The C&C Group-owned businesses put the increase down to supply chain pressures alongside a hike in labour costs and fuel prices.
A company spokesperson said: “As our industry recovers from the pandemic, the resulting, well-documented pressure on UK and global supply chains has added increased cost and complexity.
“This has been further compounded by increased labour costs and fuel price inflation. While we work hard to mitigate the impact of these pressures, in order to be able to maintain the service, we provide our customers, we have had to take the decision to increase the prices of our products.”
C&C Group acquired Matthew Clark and Bibendum three years ago from previous owners Coviviality, which went into administration in 2018, with the deal being completed less than 12 hours after C&C announced interest.
In a trading update last month (September), C&C reported “a strong return to trading” for the 2022 financial year.
It stated for the last five weeks for the first half of the 2022 financial year, the company served 90% of distribution points in August 2021 compared to August 2019.

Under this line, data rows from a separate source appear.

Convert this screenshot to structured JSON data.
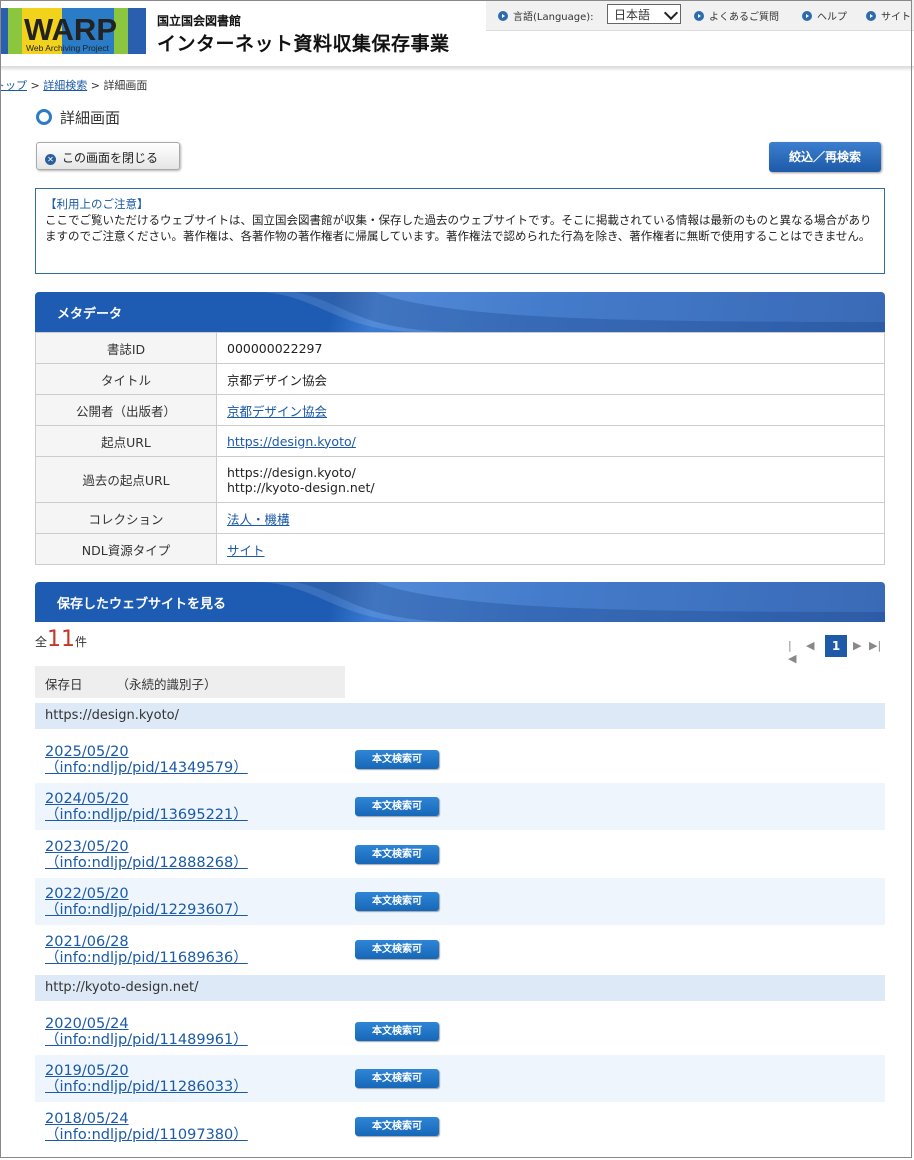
{
  "header": {
    "logo_main": "WARP",
    "logo_sub": "Web Archiving Project",
    "org": "国立国会図書館",
    "project": "インターネット資料収集保存事業",
    "lang_label": "言語(Language):",
    "lang_value": "日本語",
    "faq": "よくあるご質問",
    "help": "ヘルプ",
    "sitemap": "サイト"
  },
  "breadcrumb": {
    "top": "トップ",
    "search": "詳細検索",
    "current": "詳細画面",
    "sep": ">"
  },
  "page": {
    "title": "詳細画面",
    "close_label": "この画面を閉じる",
    "refine_label": "絞込／再検索"
  },
  "notice": {
    "title": "【利用上のご注意】",
    "body": "ここでご覧いただけるウェブサイトは、国立国会図書館が収集・保存した過去のウェブサイトです。そこに掲載されている情報は最新のものと異なる場合がありますのでご注意ください。著作権は、各著作物の著作権者に帰属しています。著作権法で認められた行為を除き、著作権者に無断で使用することはできません。"
  },
  "metadata": {
    "heading": "メタデータ",
    "rows": [
      {
        "key": "書誌ID",
        "value": "000000022297"
      },
      {
        "key": "タイトル",
        "value": "京都デザイン協会"
      },
      {
        "key": "公開者（出版者）",
        "value": "京都デザイン協会"
      },
      {
        "key": "起点URL",
        "value": "https://design.kyoto/"
      },
      {
        "key": "過去の起点URL",
        "value": "https://design.kyoto/",
        "value2": "http://kyoto-design.net/"
      },
      {
        "key": "コレクション",
        "value": "法人・機構"
      },
      {
        "key": "NDL資源タイプ",
        "value": "サイト"
      }
    ]
  },
  "archive": {
    "heading": "保存したウェブサイトを見る",
    "total_prefix": "全",
    "total": "11",
    "total_suffix": "件",
    "current_page": "1",
    "col_date": "保存日",
    "col_id": "（永続的識別子）",
    "badge": "本文検索可",
    "groups": [
      {
        "url": "https://design.kyoto/",
        "items": [
          {
            "date": "2025/05/20",
            "pid": "（info:ndljp/pid/14349579）"
          },
          {
            "date": "2024/05/20",
            "pid": "（info:ndljp/pid/13695221）"
          },
          {
            "date": "2023/05/20",
            "pid": "（info:ndljp/pid/12888268）"
          },
          {
            "date": "2022/05/20",
            "pid": "（info:ndljp/pid/12293607）"
          },
          {
            "date": "2021/06/28",
            "pid": "（info:ndljp/pid/11689636）"
          }
        ]
      },
      {
        "url": "http://kyoto-design.net/",
        "items": [
          {
            "date": "2020/05/24",
            "pid": "（info:ndljp/pid/11489961）"
          },
          {
            "date": "2019/05/20",
            "pid": "（info:ndljp/pid/11286033）"
          },
          {
            "date": "2018/05/24",
            "pid": "（info:ndljp/pid/11097380）"
          }
        ]
      }
    ]
  }
}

Operating profit was expected to be at €16m (£13.5m), compared to a loss of €12m (£10m) in the first half of the 2021 financial year and a profit of €66m (£56m) in the first half of the 2020 financial year.
The price increase from Matthew Clark and Bibendum comes as the British Institute of Innkeeping (BII) chief executive Steve Alton warned pub’s recovery was under threat as supply chain issues escalate, in a column he wrote for The Morning Advertiser last month (September).

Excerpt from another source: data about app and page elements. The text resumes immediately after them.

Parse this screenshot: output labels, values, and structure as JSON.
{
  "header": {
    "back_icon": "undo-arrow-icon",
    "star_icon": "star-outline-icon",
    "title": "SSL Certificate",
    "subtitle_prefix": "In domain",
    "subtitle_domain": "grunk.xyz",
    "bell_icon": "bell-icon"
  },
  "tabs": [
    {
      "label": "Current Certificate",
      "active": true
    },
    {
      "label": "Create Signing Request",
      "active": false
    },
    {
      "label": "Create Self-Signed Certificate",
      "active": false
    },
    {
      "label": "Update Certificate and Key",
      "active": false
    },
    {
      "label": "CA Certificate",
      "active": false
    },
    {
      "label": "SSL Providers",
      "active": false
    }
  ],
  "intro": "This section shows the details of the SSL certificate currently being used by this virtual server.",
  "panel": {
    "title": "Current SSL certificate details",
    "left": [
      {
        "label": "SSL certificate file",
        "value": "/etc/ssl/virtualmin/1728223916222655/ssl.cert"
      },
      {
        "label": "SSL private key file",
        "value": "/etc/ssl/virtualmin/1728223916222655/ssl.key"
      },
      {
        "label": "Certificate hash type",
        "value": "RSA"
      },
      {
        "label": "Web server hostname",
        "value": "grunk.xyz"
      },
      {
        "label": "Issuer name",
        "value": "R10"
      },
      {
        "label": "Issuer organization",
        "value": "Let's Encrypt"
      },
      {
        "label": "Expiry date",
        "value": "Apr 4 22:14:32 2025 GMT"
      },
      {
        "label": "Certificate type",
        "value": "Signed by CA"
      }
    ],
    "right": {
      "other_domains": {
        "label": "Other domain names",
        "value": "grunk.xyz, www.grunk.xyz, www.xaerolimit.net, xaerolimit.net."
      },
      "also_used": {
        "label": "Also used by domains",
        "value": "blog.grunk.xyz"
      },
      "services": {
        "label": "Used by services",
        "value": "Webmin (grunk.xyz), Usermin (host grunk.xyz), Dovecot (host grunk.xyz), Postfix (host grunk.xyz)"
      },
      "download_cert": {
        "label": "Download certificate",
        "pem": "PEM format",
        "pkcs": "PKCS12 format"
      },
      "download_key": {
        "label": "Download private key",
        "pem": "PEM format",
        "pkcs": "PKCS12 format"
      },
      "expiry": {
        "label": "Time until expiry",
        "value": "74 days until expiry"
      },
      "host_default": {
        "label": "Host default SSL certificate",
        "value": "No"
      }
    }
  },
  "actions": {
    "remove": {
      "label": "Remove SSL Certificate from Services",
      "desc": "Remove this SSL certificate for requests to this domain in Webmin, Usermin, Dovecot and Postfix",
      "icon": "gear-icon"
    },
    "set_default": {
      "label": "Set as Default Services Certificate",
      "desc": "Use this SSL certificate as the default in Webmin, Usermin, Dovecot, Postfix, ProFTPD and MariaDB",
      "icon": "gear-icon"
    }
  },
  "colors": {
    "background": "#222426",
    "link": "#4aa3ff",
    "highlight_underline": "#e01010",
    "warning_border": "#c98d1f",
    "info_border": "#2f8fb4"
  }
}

Drinks supply difficulties
He said: “The supply chain issues are generating multiple challenges for our members. Some 72% have run out of core lines in their food and drink offering, leading to extensive menu changes and 66% have also seen significant price increases. One in four have seen that the lack of choice for customers has led directly to reduced levels of trade.
“Cost rises are impacting the majority of pubs with two out of three seeing over 10% increases in food costs and one in three seeing over 10% increases in drinks costs.
“In addition, 47% are having difficulties getting drinks supplies to meet customer demand and 27% do not have enough food supplies.”